The poet Elizabeth Bradfield reached out to Riff Pub way back in May. It was wonderful to have her voice featured in the cast of readers for a previous Intonation feature. We are particularly excited to bring you her voice reading an original poem. It’s a real stunner.
Bradfield was kind enough to answer a few of our questions regarding the poem/song relationship. Her insights are sharp and her tone warm. We’d play clarinet with her any day.
“The reason that I wanted to read this poem is that sometimes for me poems begin with a line, and usually the line is there because it has some kind of musical reverberation. And that line I am lonely for the bear just kept running through my head. This kind of origin of a poem used to happen a lot more frequently for me, and less so now, but this is one of the more recent poems where it began that way. And then the job of the poem is to figure out what that means. Why is that loneliness so important? What’s in that song? Part of it is the word lonely and what a long and mournful word it is in and of itself.
“What’s the primary difference between a song and a poem? Well, musicality, an attention to the sound of something. In a poem, it’s an attention to the way the words create a rhythmic pattern and the way that hard and soft sounds bounce off each other, for me, the way the line break works against and with the sense of the sentence. But you don’t have a drum set, you don’t have harmony, at least tonally, and so that’s how they’re different than a song. You have to do it all right there with a poem. I guess it’s more like a solo of an instrument like a trumpet or a woodwind, where you can’t create two notes at once. All the music has to be in that simple utterance, just that one voice coming through.
You have to do it all right there with a poem. I guess it’s more like a solo of an instrument like a trumpet or a woodwind, where you can’t create two notes at once.

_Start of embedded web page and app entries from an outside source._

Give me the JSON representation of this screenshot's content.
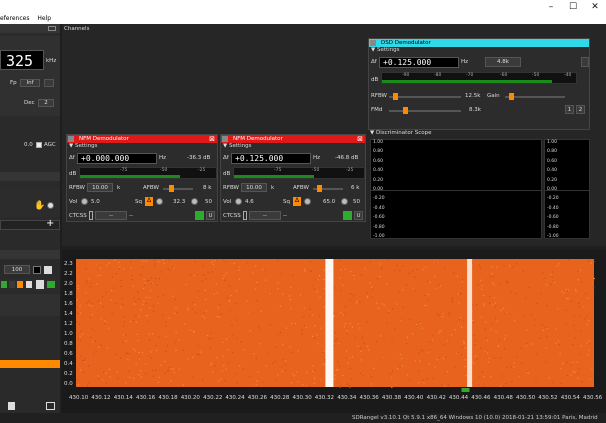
{
  "menu": {
    "items": [
      "eferences",
      "Help"
    ]
  },
  "left": {
    "freq_digits": "325",
    "freq_unit": "kHz",
    "fp_label": "Fp",
    "fp_value": "Inf",
    "dec_label": "Dec",
    "dec_value": "2",
    "agc_value": "0.0",
    "agc_label": "AGC",
    "gain_value": "100"
  },
  "channels": {
    "title": "Channels"
  },
  "nfm1": {
    "title": "NFM Demodulator",
    "settings": "Settings",
    "df_label": "Δf",
    "freq": "+0.000.000",
    "hz": "Hz",
    "level": "-36.3 dB",
    "db_label": "dB",
    "scale": [
      "-75",
      "-50",
      "-25"
    ],
    "rfbw_label": "RFBW",
    "rfbw_value": "10.00",
    "rfbw_unit": "k",
    "afbw_label": "AFBW",
    "afbw_value": "8 k",
    "vol_label": "Vol",
    "vol_value": "5.0",
    "sq_label": "Sq",
    "sq_value": "32.3",
    "sq_value2": "50",
    "ctcss_label": "CTCSS",
    "ctcss_value": "--",
    "ctcss_extra": "--"
  },
  "nfm2": {
    "title": "NFM Demodulator",
    "settings": "Settings",
    "df_label": "Δf",
    "freq": "+0.125.000",
    "hz": "Hz",
    "level": "-46.8 dB",
    "db_label": "dB",
    "scale": [
      "-75",
      "-50",
      "-25"
    ],
    "rfbw_label": "RFBW",
    "rfbw_value": "10.00",
    "rfbw_unit": "k",
    "afbw_label": "AFBW",
    "afbw_value": "6 k",
    "vol_label": "Vol",
    "vol_value": "4.6",
    "sq_label": "Sq",
    "sq_value": "65.0",
    "sq_value2": "50",
    "ctcss_label": "CTCSS",
    "ctcss_value": "--",
    "ctcss_extra": "--"
  },
  "dsd": {
    "title": "DSD Demodulator",
    "settings": "Settings",
    "df_label": "Δf",
    "freq": "+0.125.000",
    "hz": "Hz",
    "bw_value": "4.8k",
    "db_label": "dB",
    "scale": [
      "-90",
      "-80",
      "-70",
      "-60",
      "-50",
      "-40"
    ],
    "rfbw_label": "RFBW",
    "rfbw_value": "12.5k",
    "gain_label": "Gain",
    "fmd_label": "FMd",
    "fmd_value": "8.3k",
    "btn1": "1",
    "btn2": "2"
  },
  "scope": {
    "title": "Discriminator Scope",
    "y_ticks": [
      "1.00",
      "0.80",
      "0.60",
      "0.40",
      "0.20",
      "0.00",
      "-0.20",
      "-0.40",
      "-0.60",
      "-0.80",
      "-1.00"
    ]
  },
  "waterfall": {
    "y_ticks": [
      "2.3",
      "2.2",
      "2.0",
      "1.8",
      "1.6",
      "1.4",
      "1.2",
      "1.0",
      "0.8",
      "0.6",
      "0.4",
      "0.2",
      "0.0"
    ],
    "x_ticks": [
      "430.10",
      "430.12",
      "430.14",
      "430.16",
      "430.18",
      "430.20",
      "430.22",
      "430.24",
      "430.26",
      "430.28",
      "430.30",
      "430.32",
      "430.34",
      "430.36",
      "430.38",
      "430.40",
      "430.42",
      "430.44",
      "430.46",
      "430.48",
      "430.50",
      "430.52",
      "430.54",
      "430.56"
    ],
    "background_color": "#e8641e",
    "signal_color": "#ffffff"
  },
  "status": {
    "text": "SDRangel v3.10.1 Qt 5.9.1 x86_64 Windows 10 (10.0)  2018-01-21 13:59:01 Paris, Madrid"
  },
  "colors": {
    "nfm_header": "#e01818",
    "dsd_header": "#30d8e8",
    "accent_orange": "#ff8a00",
    "green": "#2eaa2e"
  }
}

“I love music. I can’t listen to it when I read or when I write, so it doesn’t play as often as it might in the house. Actually, playing clarinet as a kid and through in to college was really important to me. Classical music, and it wasn’t that it was classical, but the experience of playing in a band, in an orchestra, and having all that noise around you and teasing out how all the little parts came in an out of one another and watching the conductor make all of that happen – I loved that experience. And I think part of what I loved was in losing the sense of self. Just being in that sound, or being really attentive to the self within that sound. It was really important to me. I miss it quite a bit. I keep trying to figure out how I can get back to that.
“Musicians or songwriters more aligned to the world of poetry than most: Im pretty in love with Neko Case. Songwriters like her who really challenge me with their lyrics and bring in, oh, a world of reference, are really exciting to me. Joni Mitchell too, wow! What an amazing poet she is. The list could of course go on, but those are two who immediately come to mind.
“Poems are songs. This is why we listen to them.”
Elizabeth Bradfield is author of the poetry collections Interpretive Work and Approaching Ice. Her third book of poems, Once Removed, is forthcoming in 2015 from Persea. Her work has been published in numerous venues including The New Yorker, The Atlantic, The Believer, and Poetry. She runs Broadsided Press, one of the hippest poetry projects on the internet. Learn more about Bradfield and her myriad endeavors at ebradfield.com.